WHAT NEEDS TO BE DONE
Each record is to be copied exactly as written.

PROVIDED DATA

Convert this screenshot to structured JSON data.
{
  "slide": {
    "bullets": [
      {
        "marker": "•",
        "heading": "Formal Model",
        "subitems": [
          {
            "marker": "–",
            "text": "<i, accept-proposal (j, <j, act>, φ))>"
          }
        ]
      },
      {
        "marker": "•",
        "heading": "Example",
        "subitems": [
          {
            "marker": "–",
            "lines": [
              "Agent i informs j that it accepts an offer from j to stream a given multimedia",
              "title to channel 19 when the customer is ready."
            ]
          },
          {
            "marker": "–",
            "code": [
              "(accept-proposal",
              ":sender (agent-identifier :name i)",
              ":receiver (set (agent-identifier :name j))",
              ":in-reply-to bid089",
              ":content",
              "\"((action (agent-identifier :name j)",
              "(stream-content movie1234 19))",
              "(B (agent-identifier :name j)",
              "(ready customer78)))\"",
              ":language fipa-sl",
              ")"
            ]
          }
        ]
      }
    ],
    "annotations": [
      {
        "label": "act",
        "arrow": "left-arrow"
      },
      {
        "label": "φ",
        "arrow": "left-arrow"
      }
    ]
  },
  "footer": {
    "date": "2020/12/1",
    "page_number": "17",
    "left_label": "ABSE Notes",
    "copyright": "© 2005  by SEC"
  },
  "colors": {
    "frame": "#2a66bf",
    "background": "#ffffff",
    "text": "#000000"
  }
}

TASK OUTPUT
Convert this screenshot to structured JSON data.
{
  "slide": {
    "bullets": [
      {
        "marker": "•",
        "heading": "Formal Model",
        "subitems": [
          {
            "marker": "–",
            "text": "<i, accept-proposal (j, <j, act>, φ))>"
          }
        ]
      },
      {
        "marker": "•",
        "heading": "Example",
        "subitems": [
          {
            "marker": "–",
            "lines": [
              "Agent i informs j that it accepts an offer from j to stream a given multimedia",
              "title to channel 19 when the customer is ready."
            ]
          },
          {
            "marker": "–",
            "code": [
              "(accept-proposal",
              ":sender (agent-identifier :name i)",
              ":receiver (set (agent-identifier :name j))",
              ":in-reply-to bid089",
              ":content",
              "\"((action (agent-identifier :name j)",
              "(stream-content movie1234 19))",
              "(B (agent-identifier :name j)",
              "(ready customer78)))\"",
              ":language fipa-sl",
              ")"
            ]
          }
        ]
      }
    ],
    "annotations": [
      {
        "label": "act",
        "arrow": "left-arrow"
      },
      {
        "label": "φ",
        "arrow": "left-arrow"
      }
    ]
  },
  "footer": {
    "date": "2020/12/1",
    "page_number": "17",
    "left_label": "ABSE Notes",
    "copyright": "© 2005  by SEC"
  },
  "colors": {
    "frame": "#2a66bf",
    "background": "#ffffff",
    "text": "#000000"
  }
}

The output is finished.